Darren Hayman And The Long Parliament - Four Queens

by Sarah Allen Rating:5 Release Date:2013-04-20

The first time I began listening to this EP, I was horrified. Immediately. I was lured to reviewing Four Queens by the fact that the project's head honcho previously worked with Hefner - not to be confused with Hugh - as a guitarist and singer. I was obsessed with the chilled, modern jazz album Residue as a teen and believed it would stand to reason that members involved in its production would be genius artists unable to produce anything short of perfection.

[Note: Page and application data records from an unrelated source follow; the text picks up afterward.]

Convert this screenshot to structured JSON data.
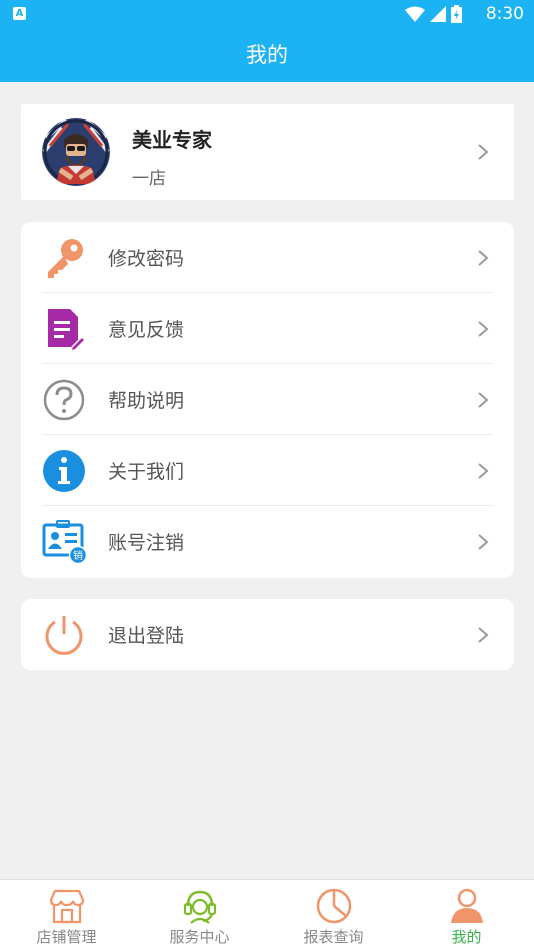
{
  "status_bar": {
    "time": "8:30",
    "notification_icon": "A"
  },
  "header": {
    "title": "我的"
  },
  "profile": {
    "name": "美业专家",
    "store": "一店"
  },
  "menu": [
    {
      "label": "修改密码",
      "icon": "key-icon",
      "color": "#f0956a"
    },
    {
      "label": "意见反馈",
      "icon": "feedback-icon",
      "color": "#a62aa6"
    },
    {
      "label": "帮助说明",
      "icon": "help-icon",
      "color": "#8c8c8c"
    },
    {
      "label": "关于我们",
      "icon": "info-icon",
      "color": "#1a8fe0"
    },
    {
      "label": "账号注销",
      "icon": "account-cancel-icon",
      "color": "#1a8fe0",
      "badge": "销"
    }
  ],
  "logout": {
    "label": "退出登陆",
    "icon": "power-icon",
    "color": "#f0956a"
  },
  "bottom_nav": [
    {
      "label": "店铺管理",
      "icon": "store-icon"
    },
    {
      "label": "服务中心",
      "icon": "service-icon"
    },
    {
      "label": "报表查询",
      "icon": "report-icon"
    },
    {
      "label": "我的",
      "icon": "profile-icon",
      "active": true
    }
  ],
  "colors": {
    "primary": "#1cb3f4",
    "active_tab": "#38b349"
  }
}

Alas, I received a rude awakening as Hayman's unpolished vocals on the opening track 'Henrietta Maria' blared meekly from my car speakers, my mother in the passenger seat. By now, she was used to my "unusual taste" in music. But I felt like I had been framed! This was not what I had in mind. Embarrassed, I ejected the disc immediately, opting to complete my review in private.

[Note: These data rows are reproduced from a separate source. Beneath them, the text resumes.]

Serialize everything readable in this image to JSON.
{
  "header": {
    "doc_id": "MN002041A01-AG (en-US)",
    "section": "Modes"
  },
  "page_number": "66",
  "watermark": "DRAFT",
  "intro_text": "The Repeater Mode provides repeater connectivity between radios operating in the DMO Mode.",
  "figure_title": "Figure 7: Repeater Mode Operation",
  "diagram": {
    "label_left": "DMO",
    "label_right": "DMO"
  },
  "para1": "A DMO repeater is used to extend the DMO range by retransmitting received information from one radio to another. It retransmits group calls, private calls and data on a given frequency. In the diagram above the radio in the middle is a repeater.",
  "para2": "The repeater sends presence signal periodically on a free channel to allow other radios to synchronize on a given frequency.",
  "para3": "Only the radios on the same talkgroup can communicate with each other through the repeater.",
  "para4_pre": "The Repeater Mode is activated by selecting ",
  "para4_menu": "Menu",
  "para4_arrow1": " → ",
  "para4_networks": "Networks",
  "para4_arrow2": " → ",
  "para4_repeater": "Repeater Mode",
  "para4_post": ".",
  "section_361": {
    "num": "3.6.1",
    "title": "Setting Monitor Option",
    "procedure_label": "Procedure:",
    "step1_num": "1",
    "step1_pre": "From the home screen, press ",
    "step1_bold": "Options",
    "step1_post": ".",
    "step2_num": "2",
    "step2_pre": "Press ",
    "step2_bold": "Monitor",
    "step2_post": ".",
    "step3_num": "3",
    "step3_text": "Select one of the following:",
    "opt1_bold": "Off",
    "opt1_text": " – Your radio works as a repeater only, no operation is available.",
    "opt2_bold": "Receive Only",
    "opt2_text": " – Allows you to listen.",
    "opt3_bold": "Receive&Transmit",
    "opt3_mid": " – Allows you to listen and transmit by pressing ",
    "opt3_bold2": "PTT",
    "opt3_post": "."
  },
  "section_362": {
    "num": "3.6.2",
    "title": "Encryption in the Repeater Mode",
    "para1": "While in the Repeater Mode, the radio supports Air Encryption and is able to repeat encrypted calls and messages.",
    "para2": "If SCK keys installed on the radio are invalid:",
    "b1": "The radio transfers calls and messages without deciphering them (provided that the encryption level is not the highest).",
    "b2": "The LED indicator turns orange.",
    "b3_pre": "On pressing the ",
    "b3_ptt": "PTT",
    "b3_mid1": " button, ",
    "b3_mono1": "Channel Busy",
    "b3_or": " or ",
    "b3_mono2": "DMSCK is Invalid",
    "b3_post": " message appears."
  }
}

Instantly, scathing verdicts were born after hearing Hayman's opener. It sounded like something a teenage boyfriend had made up for his latest crush on the spot with a guitar and a few too many bottles of beer on the wall.

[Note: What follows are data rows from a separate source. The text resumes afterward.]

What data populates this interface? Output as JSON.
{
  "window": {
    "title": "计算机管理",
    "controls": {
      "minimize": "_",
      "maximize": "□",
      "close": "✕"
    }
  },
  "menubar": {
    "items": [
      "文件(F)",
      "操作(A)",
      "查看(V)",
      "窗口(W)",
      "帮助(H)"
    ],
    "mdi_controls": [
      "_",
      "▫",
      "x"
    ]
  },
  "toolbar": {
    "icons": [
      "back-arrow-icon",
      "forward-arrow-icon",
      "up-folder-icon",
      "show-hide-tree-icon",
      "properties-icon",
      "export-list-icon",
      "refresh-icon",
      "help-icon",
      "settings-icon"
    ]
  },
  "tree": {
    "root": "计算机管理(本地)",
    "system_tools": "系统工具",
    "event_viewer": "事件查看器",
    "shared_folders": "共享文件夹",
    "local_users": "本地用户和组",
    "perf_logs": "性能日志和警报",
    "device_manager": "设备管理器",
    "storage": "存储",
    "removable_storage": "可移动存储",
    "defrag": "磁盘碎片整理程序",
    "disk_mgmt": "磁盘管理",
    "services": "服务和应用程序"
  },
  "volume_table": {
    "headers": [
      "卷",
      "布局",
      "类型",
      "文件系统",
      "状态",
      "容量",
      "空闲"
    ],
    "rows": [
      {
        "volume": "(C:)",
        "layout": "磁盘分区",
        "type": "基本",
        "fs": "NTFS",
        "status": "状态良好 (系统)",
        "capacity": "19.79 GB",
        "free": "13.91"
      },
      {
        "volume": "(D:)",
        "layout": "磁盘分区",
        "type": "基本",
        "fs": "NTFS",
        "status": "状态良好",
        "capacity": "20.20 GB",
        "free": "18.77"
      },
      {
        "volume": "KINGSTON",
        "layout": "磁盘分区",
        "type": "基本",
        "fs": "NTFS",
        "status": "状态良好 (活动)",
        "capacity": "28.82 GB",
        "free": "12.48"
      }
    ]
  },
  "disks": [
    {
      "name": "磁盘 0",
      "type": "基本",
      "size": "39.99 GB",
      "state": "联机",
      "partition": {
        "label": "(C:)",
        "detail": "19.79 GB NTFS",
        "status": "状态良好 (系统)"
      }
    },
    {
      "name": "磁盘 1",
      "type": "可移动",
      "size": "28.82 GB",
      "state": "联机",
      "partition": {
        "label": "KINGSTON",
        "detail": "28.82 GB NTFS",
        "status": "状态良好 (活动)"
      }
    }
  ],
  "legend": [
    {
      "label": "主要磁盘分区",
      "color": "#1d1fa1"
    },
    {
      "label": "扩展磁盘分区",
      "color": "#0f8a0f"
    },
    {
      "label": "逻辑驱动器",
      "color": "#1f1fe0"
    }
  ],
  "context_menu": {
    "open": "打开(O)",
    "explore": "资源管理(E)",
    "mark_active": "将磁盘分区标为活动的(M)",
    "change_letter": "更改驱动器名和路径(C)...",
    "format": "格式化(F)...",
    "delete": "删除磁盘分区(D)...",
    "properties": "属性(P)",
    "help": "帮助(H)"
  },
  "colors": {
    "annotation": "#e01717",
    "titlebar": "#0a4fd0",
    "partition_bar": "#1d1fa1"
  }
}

"He should have stayed with Hefner," I thought to myself.

"The project should have been called: 'Darren, Hay-Man! What the Heck Was I Thinking?!'"

"No wonder it's only being released on vinyl; it would be a waste of money to produce on discs because no-one would buy them!"

He's expected to perform at London's Vortex jazz club this year, the date as yet unconfirmed. I decided I was busy that night…

You get the idea. Reluctantly listening to the rest of the album alone through headphones, slowly but surely - and slightly begrudgingly - I shrugged off distaste for what I had initially written off as a glorified history lesson. As the project title suggests, Four Queens is about just that: The story of four English queens told through four easy listening tracks, including 'Elizabeth the First' with pretty vocals from Allo Darlin's Elizabeth Morris.

Four Queens is actually kind of interesting, especially for those who didn't pay attention in history lessons at school. The slightly melancholic but sweet 'Nine Day Queen', about 17-year-old Lady Jane Grey, becomes quite moving, with Hayman extolling her many virtues and misfortunes, ("Hard upbringing; so hard, she might be in Hell,") before pleading in the chorus, "Please take her head, before she lies down."

I wouldn't say I enjoyed Four Queens, but I didn't hate it. Which makes it average listening for a warm and sunny late Sunday afternoon. I'm still busy for any live shows, though…

Comments (0)

There are no comments posted here yet